Often, when a plant or animal is removed from its natural environment and introduced into a new one, the ecological balance is upset. Such was the case when the water hyacinth was introduced into Thailand. It quickly invaded the local canals and waterways, creating a nuisance much the same way kudzu has in the southeastern United States.
An extremely fast-growing plant, water hyacinth is an ecologically responsible alternative to wicker and rattan, as it is a raw material that can be used in its natural state and one of the few that quickly replenishes itself. Compared to wicker and rattan, water hyacinth is much softer and smoother to the touch, as well as lighter and less brittle.
The plant is what Century calls “green,” meaning it needs hardly any processing to manufacture – again, making it a more environmentally conscious material than wicker or rattan.
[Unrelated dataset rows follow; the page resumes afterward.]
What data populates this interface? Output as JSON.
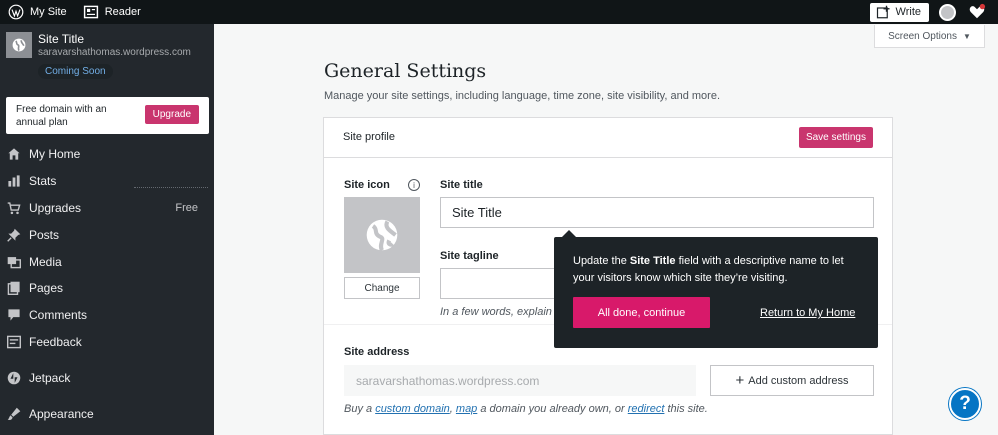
{
  "masterbar": {
    "my_site": "My Site",
    "reader": "Reader",
    "write": "Write"
  },
  "sidebar": {
    "site_title": "Site Title",
    "site_url": "saravarshathomas.wordpress.com",
    "badge": "Coming Soon",
    "upsell_text": "Free domain with an annual plan",
    "upgrade_label": "Upgrade",
    "items": [
      {
        "label": "My Home",
        "icon": "home-icon"
      },
      {
        "label": "Stats",
        "icon": "stats-icon"
      },
      {
        "label": "Upgrades",
        "icon": "cart-icon",
        "badge": "Free"
      },
      {
        "label": "Posts",
        "icon": "pin-icon"
      },
      {
        "label": "Media",
        "icon": "media-icon"
      },
      {
        "label": "Pages",
        "icon": "pages-icon"
      },
      {
        "label": "Comments",
        "icon": "comments-icon"
      },
      {
        "label": "Feedback",
        "icon": "feedback-icon"
      },
      {
        "label": "Jetpack",
        "icon": "jetpack-icon"
      },
      {
        "label": "Appearance",
        "icon": "appearance-icon"
      }
    ]
  },
  "screen_options": "Screen Options",
  "page": {
    "title": "General Settings",
    "subtitle": "Manage your site settings, including language, time zone, site visibility, and more."
  },
  "card": {
    "header_title": "Site profile",
    "save_label": "Save settings",
    "site_icon_label": "Site icon",
    "change_label": "Change",
    "site_title_label": "Site title",
    "site_title_value": "Site Title",
    "tagline_label": "Site tagline",
    "tagline_value": "",
    "tagline_hint": "In a few words, explain",
    "address_label": "Site address",
    "address_value": "saravarshathomas.wordpress.com",
    "add_domain_label": "Add custom address",
    "addr_hint": {
      "prefix": "Buy a ",
      "custom_domain": "custom domain",
      "sep1": ", ",
      "map": "map",
      "mid": " a domain you already own, or ",
      "redirect": "redirect",
      "suffix": " this site."
    }
  },
  "tooltip": {
    "pre": "Update the ",
    "bold": "Site Title",
    "post": " field with a descriptive name to let your visitors know which site they’re visiting.",
    "continue_label": "All done, continue",
    "return_label": "Return to My Home"
  },
  "help": "?",
  "colors": {
    "accent": "#c9356e",
    "sidebar_bg": "#23282d",
    "masterbar_bg": "#101517",
    "link": "#2271b1",
    "help": "#0675c4"
  }
}
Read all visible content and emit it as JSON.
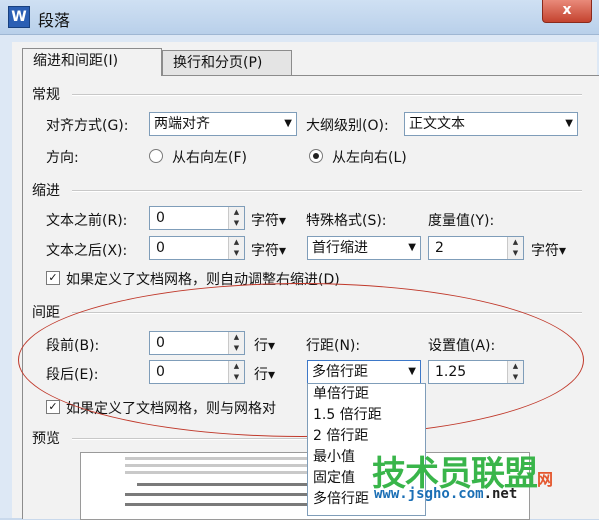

Even the few teak parts that are used in this collection are made from wood purchased from strictly monitored “farms” that are replanted under Thailand government supervision.
The young hyacinth stems are hand-picked from the waterways and sun-dried. The finest stems are then selected and braided. The braids are then interwoven between hundreds of small reeds to become the upholstery for the hand-cut wood and rattan frames. Once these frames are “upholstered,” the pieces are sprayed with three coats of water-based flat lacquer to add stain and dirt resistance. Since Century uses absolutely no stain, dye, or varnish on the finished pieces, the natural, rich golden hue of the dried hyacinth is not compromised. The entire process can take weeks from start to finish, but the result is a beautiful and distinctive piece of hand-woven furniture.
Water hyacinth, a waterway pest, now provides furniture of heirloom quality. Whether you are choosing furniture for your bedroom, family room or sun room, Century’s Water Hyacinth will grace your home beautifully for many years.